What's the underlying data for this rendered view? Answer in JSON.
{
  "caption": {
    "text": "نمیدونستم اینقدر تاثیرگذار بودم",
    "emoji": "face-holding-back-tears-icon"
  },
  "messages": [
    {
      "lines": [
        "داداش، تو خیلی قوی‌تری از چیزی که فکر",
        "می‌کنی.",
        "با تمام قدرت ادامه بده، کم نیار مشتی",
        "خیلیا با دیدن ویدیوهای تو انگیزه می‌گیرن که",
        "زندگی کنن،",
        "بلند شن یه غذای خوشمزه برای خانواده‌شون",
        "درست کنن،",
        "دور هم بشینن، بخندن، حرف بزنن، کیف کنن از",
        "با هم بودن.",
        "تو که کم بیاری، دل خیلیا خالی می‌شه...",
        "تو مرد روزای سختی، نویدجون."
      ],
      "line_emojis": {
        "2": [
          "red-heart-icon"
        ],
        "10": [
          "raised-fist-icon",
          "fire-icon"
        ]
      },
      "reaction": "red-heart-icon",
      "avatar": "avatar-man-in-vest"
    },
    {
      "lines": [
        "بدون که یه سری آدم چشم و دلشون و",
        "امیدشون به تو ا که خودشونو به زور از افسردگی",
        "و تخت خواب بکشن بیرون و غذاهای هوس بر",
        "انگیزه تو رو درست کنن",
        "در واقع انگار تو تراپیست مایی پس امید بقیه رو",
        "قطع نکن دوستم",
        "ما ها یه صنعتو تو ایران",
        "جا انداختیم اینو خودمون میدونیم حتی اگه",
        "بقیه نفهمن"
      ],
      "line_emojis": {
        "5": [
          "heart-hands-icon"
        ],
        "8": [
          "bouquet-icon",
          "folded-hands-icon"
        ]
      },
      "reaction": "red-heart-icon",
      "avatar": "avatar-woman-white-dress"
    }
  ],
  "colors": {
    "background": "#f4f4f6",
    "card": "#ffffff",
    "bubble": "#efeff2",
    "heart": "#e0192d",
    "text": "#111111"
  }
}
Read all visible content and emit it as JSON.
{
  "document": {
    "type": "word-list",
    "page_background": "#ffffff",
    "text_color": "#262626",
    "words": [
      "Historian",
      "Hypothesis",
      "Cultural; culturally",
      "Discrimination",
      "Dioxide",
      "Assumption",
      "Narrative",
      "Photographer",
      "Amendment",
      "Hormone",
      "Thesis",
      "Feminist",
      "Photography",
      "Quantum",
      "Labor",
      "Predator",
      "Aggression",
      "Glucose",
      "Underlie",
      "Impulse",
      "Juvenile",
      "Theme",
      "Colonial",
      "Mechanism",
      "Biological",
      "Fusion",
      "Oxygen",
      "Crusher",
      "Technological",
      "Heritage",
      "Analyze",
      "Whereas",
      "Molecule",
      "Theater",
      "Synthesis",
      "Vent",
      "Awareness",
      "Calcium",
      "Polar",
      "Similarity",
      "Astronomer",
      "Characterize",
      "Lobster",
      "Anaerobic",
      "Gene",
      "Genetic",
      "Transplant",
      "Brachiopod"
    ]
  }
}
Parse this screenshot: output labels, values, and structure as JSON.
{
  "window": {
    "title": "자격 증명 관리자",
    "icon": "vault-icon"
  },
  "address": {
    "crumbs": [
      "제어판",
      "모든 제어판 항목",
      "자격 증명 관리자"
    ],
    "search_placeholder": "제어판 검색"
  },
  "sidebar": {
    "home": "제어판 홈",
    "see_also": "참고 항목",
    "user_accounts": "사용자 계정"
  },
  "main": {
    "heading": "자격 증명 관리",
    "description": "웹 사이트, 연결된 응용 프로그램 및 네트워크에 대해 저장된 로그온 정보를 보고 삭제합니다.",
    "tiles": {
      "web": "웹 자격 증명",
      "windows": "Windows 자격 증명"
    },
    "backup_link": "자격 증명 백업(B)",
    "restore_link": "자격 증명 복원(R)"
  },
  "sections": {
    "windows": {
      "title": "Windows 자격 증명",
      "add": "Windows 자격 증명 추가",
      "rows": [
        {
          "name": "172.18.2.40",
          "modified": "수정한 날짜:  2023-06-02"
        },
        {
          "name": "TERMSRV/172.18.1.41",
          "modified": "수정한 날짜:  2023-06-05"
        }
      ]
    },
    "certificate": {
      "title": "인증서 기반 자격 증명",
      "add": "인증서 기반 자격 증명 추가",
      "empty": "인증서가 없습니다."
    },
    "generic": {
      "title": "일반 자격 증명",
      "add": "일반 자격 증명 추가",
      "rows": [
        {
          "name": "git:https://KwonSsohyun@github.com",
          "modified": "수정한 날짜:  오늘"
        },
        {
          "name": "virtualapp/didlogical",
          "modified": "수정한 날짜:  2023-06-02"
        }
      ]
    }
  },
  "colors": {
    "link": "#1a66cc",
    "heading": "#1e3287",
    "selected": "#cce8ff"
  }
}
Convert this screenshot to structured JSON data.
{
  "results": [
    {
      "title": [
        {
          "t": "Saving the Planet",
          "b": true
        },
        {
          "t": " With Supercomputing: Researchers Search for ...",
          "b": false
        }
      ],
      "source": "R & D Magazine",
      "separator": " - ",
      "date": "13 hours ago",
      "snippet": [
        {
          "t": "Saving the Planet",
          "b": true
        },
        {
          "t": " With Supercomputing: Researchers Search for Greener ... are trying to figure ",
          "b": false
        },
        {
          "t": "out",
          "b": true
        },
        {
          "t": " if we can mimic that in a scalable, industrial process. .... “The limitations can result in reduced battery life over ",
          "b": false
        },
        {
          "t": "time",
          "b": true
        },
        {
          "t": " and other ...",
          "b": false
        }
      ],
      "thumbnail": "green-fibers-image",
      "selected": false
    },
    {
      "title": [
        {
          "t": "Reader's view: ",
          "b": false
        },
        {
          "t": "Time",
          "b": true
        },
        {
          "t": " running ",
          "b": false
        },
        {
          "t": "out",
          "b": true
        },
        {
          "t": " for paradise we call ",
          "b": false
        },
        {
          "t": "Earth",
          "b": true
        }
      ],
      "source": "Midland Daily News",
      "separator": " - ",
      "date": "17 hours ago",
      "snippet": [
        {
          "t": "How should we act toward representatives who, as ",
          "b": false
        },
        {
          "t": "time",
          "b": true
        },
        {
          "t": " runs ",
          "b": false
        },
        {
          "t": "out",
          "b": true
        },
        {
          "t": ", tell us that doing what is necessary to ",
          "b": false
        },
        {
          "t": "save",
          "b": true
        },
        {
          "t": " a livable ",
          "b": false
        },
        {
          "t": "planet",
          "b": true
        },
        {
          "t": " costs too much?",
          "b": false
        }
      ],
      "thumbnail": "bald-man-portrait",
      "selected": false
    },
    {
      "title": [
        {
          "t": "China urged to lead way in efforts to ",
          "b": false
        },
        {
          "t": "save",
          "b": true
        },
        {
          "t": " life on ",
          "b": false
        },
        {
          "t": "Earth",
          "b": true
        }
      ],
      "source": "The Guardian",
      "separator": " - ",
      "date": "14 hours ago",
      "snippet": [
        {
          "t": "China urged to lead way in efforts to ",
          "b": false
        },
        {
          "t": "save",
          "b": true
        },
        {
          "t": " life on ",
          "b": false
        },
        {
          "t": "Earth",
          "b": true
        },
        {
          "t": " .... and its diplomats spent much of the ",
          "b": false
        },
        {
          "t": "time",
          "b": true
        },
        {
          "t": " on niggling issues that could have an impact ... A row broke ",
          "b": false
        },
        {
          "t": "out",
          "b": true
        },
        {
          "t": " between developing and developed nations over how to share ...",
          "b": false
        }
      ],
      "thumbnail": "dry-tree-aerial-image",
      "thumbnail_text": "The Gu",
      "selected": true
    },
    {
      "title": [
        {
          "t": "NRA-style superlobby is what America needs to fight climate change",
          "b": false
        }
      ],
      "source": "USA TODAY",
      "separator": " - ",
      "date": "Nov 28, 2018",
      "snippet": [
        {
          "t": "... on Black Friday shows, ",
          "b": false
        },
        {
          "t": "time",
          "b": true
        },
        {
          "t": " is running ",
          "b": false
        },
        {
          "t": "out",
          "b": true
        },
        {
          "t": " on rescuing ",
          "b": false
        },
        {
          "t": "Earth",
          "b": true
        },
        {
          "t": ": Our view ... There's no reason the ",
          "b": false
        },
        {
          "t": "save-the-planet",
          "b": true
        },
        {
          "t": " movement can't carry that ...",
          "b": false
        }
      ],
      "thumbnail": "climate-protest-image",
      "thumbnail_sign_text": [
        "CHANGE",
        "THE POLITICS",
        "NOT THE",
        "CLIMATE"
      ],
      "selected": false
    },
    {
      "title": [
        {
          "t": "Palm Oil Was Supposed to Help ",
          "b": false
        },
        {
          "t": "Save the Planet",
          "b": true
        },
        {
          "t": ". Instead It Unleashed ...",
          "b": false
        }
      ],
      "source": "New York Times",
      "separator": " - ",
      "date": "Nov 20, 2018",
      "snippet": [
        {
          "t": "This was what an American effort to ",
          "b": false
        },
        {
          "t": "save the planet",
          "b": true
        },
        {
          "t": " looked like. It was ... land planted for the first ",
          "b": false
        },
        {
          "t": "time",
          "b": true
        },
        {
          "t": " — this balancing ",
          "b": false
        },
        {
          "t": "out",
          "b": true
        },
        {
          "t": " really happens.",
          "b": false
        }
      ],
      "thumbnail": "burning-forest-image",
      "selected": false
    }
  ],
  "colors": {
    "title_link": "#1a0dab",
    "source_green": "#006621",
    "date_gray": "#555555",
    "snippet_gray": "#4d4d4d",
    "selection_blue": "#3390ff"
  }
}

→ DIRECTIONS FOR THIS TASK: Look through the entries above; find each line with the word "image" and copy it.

→ EXERCISE SOLUTION:
      "thumbnail": "green-fibers-image",
      "thumbnail": "dry-tree-aerial-image",
      "thumbnail": "climate-protest-image",
      "thumbnail": "burning-forest-image",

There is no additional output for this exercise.